When I go flying at CDC Aviation, first there’s an online tool that allows me to view which aircraft are available and which have been booked out. The system is run in the cloud, and means that I can view the real time detail anywhere. While the previous version allowed booking through the online app, the newer version does not.
That’s to protect the service from abuse. After viewing the days and times, a phone call is required through to the office, and the folks then add you to the list. Check the app below left. It includes the instructors available and their times which means booking an instrument flight session is a cinch.
But that’s just the start of today’s aviation applications. Tablets are now replacing even the trusty hand-held Garmin – although the company continues to provide data to tablets for aviators.
The devices include flight plans, instrument plates, aviation maps, and weather displays and warnings.
Using a tablet has great advantages over the previous GPS-based handheld systems. But they’re not a replacement for existing proper systems, even as GPS navigation systems come on line across the world – the GNSS services. Most of the apps available now are really just tablet friendly versions of existing technology, there’s nothing really new.
A quick update on the law. Only a handful of airports in South Africa are GNSS legal. So don’t leave your paper charts behind just yet. The tablet is really just a redundancy. It offers a backup to your existing instruments. But like everyone flying, the GPS services are more than useful. They’ve become vital.
EFB’s or Electronic Flight Bags are permitted, but if you have an incident and were found to have been flying exclusively on these services – there’s a problem with insurance for a start.
The Flight Regulations (section 91.21 in the US for example) requires a verification procedure that ensures the system won’t interfere with your existing comms and nav systems onboard.

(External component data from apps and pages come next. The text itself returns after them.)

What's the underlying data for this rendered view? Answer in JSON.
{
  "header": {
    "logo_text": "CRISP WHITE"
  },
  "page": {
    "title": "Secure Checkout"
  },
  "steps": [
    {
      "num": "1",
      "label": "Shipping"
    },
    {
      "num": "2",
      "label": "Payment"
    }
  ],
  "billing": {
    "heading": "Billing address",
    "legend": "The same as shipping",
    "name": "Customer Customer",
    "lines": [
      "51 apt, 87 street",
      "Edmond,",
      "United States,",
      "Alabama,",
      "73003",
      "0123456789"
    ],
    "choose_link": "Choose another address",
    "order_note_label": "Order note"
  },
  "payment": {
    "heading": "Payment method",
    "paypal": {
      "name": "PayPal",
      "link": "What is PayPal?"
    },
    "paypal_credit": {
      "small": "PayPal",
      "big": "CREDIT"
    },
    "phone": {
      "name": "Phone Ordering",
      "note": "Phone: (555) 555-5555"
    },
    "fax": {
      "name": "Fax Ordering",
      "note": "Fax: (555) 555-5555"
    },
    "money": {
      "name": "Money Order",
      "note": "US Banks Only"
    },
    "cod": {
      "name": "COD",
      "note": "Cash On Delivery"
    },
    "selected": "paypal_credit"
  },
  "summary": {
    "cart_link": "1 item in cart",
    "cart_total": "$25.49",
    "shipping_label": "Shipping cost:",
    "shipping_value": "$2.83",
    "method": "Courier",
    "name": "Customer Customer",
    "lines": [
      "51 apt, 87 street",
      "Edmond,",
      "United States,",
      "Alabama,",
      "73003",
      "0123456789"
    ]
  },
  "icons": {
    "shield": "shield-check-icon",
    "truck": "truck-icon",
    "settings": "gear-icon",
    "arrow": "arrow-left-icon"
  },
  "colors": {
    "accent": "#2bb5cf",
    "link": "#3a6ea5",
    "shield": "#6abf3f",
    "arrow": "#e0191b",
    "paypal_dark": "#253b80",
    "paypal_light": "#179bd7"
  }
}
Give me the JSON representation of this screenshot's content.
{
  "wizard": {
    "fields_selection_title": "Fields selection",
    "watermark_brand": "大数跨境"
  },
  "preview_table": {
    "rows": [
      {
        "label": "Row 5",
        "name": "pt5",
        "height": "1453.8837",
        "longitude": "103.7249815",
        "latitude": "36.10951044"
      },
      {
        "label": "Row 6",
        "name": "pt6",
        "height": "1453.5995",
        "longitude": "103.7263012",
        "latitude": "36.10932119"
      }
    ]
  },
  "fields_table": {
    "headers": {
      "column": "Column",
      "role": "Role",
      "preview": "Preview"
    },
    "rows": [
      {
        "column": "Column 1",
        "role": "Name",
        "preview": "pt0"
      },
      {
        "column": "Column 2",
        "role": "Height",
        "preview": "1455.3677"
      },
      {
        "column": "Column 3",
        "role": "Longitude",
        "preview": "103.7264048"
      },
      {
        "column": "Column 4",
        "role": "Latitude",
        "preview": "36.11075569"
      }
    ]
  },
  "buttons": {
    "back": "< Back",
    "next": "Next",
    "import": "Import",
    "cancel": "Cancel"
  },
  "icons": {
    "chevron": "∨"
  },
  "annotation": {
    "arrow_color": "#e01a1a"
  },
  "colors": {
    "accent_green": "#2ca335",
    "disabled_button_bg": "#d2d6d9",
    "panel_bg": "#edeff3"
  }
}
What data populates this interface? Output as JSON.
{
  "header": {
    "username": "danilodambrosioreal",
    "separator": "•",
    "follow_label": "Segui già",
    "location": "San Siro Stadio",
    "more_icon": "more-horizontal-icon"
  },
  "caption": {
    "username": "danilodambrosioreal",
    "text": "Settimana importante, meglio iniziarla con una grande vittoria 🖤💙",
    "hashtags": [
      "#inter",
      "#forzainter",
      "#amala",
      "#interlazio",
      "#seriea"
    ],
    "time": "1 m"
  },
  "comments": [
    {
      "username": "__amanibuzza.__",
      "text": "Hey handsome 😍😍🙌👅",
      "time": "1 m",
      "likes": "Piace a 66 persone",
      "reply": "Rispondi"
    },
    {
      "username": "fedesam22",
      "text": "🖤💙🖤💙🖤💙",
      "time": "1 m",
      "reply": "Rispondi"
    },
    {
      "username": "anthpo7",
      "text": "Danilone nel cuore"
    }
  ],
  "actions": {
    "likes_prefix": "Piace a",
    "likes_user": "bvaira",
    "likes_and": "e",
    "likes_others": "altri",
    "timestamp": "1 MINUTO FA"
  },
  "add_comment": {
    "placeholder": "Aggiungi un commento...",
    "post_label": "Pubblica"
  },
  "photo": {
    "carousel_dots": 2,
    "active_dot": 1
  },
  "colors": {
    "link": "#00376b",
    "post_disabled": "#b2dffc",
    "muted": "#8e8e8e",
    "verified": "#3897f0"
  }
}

As with all new uses, the CAA has its views and they take time to circulate. For one, you’ll need current charts uploaded to your tablet. That’s the easy part, Garmin and other services are constantly updating their charts for users and this is the advantage over print. In Garmin’s case, its every month.
You’ll need to have a hardcopy chart with you as a backup. And if you’re smart, you’ll continue to scan both for signs of inaccuracies.
That’s where the Cirrus scores. It already has 3 other GPS systems on board. One built into the Avidygn computer display, and two on the onboard Garmin comms and navigation hardware. So bringing your iPad along is just another computer screen to glance at.
The battery life on a Tablet is around 8 hours if you’re using it to display GPS constantly. Which means its fine for general aviation – no extra power required. Just make sure your iPad is recharged.
And lastly, a bracket. You need a way to lock down the tablet either on your knee, or in a heads’ up position. But the major concern when doing this is to ensure that the iPad does not affect the compass.
There’s the instrument panel simulator – similar to the Garmin instrument panel which I’ve used on my handheld 196. But I’m still going to fly with a folded chart and knee board.